Split-complimentary works best when you use your base color as the dominant. However, instead of choosing a saturated shade, try to focus on a color that is more muted. Then, go bold with your other two shades in the room’s accent pieces.
7. Analogous Color Scheme
The analogous color scheme refers to using three colors in a row on the color wheel. Typically, two colors will be either primary colors with the third shade being a mix of the two and a secondary color. For example, you could choose red, orange, and yellow or red, purple, and blue.
The key to using this color scheme successfully is proportion. Again, the 60-30-10 Rule comes into play. You’ll want to choose one color to be the dominant shade, one to support the dominant, and the third, most vibrant color as an accent.
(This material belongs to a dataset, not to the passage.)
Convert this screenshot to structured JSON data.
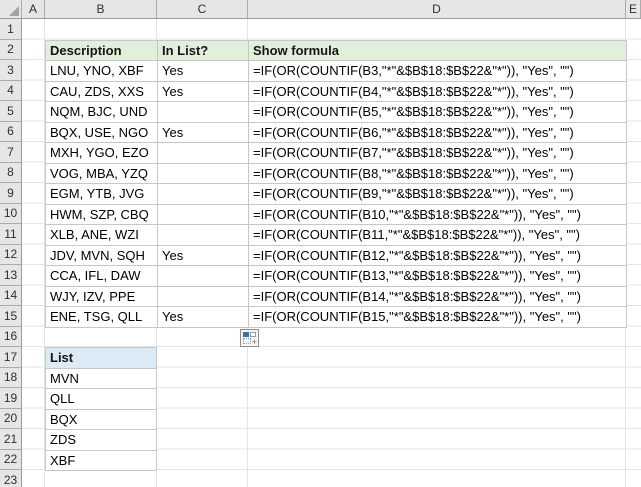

Interestingly, you can also create a similar color scheme using neutrals. It’s typically referred to as a monochromatic color scheme. Simply choose black, white, and gray in lieu of brighter shades.
8. Triadic Color Scheme
Triadic color schemes, sometimes also referred to as a triad, refers to using three colors with equal space between them on the color wheel. The three primary colors (red, blue, and yellow) are a perfect example, as are the three secondary colors.
This type of color arrangement is often extremely bold. Since the colors are in such high contrast and pure hues are often used, you’ll most often see this scheme in children’s bedrooms or playroom areas.
When using colors that are this lively, it’s always important to consider the spaces that are nearby. You wouldn’t want to put two different triadic color schemes next to each other. That would be too busy. Instead, make sure that the rooms next to your triadic space are calmer and mostly neutral.
9. Tetradic Color Scheme
After the triadic scheme, things get a little more complicated. We’re moving on to balancing four colors in the space. The tetradic scheme, also sometimes referred to as a rectangle scheme because of the shape it makes on the color wheel, focuses on using two distinct pairs of complimentary colors.
In this scheme, color temperature plays a very important role. Try to make sure that you choose two warm colors and two cool colors to fill the space rather than an odd number. Using an even amount of both will help bring balance to the space.
It’s also important to vary how we view the colors. Look for patterns that fall within your color scheme and don’t hesitate to mix them among your solid pieces. If you use all solids, the room will seem overly saturated, but too many patterns will clash, so focus on choosing one or two to help break up the space.
10. Square color scheme
The square color scheme is very similar to rectangular in both number and name. It uses four shades, but instead of focusing on opposing pairs, the colors are evenly spaced throughout the color wheel.
No matter which colors you choose, this scheme will be comprised of one primary, one secondary and two tertiary colors. Vary the intensity of the four colors by making two shades more neutral and two a little bolder.
Again, similarly to the tetradic scheme, you’ll want to pay attention to achieving an equal number of warm and cool colors. But, rather than giving equal attention to both color pairs, you should pick one shade to dominate the space and use the other three as accents.
Sometimes interior design lingo can seem like its own language. No one could blame you if talking about furniture, layouts, and décor, makes your head spin. There are so many terms! In an effort to make design accessible to everyone, we’ve revisited some color theory basics. Use this as a guide before starting your next project and you’ll be able to navigate it like a pro.
Did we miss any key color theory topics? Are there any other design fundamentals that you’d like us to explore? Let us know in the comments.